Work order: Under no circumstances alter the records; copy each one exactly.

(Component data from apps and pages)
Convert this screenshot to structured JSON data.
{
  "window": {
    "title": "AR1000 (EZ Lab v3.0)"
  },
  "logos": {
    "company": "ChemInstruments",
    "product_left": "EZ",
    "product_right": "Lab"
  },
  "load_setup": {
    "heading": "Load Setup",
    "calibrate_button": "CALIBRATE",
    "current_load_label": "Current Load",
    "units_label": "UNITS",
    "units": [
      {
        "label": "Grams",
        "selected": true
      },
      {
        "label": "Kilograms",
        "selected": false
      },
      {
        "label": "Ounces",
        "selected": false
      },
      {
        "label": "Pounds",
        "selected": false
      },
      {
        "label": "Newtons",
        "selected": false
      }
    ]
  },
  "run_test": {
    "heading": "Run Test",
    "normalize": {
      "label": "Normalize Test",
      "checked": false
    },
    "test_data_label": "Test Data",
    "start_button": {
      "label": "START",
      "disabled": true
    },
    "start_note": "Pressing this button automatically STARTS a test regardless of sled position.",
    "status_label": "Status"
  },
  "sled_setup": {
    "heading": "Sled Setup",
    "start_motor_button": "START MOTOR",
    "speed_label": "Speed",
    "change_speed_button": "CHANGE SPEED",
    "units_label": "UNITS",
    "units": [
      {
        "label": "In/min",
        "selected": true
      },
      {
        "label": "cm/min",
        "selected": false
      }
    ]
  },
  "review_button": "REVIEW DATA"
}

Problem solution:
Convert this screenshot to structured JSON data.
{
  "window": {
    "title": "AR1000 (EZ Lab v3.0)"
  },
  "logos": {
    "company": "ChemInstruments",
    "product_left": "EZ",
    "product_right": "Lab"
  },
  "load_setup": {
    "heading": "Load Setup",
    "calibrate_button": "CALIBRATE",
    "current_load_label": "Current Load",
    "units_label": "UNITS",
    "units": [
      {
        "label": "Grams",
        "selected": true
      },
      {
        "label": "Kilograms",
        "selected": false
      },
      {
        "label": "Ounces",
        "selected": false
      },
      {
        "label": "Pounds",
        "selected": false
      },
      {
        "label": "Newtons",
        "selected": false
      }
    ]
  },
  "run_test": {
    "heading": "Run Test",
    "normalize": {
      "label": "Normalize Test",
      "checked": false
    },
    "test_data_label": "Test Data",
    "start_button": {
      "label": "START",
      "disabled": true
    },
    "start_note": "Pressing this button automatically STARTS a test regardless of sled position.",
    "status_label": "Status"
  },
  "sled_setup": {
    "heading": "Sled Setup",
    "start_motor_button": "START MOTOR",
    "speed_label": "Speed",
    "change_speed_button": "CHANGE SPEED",
    "units_label": "UNITS",
    "units": [
      {
        "label": "In/min",
        "selected": true
      },
      {
        "label": "cm/min",
        "selected": false
      }
    ]
  },
  "review_button": "REVIEW DATA"
}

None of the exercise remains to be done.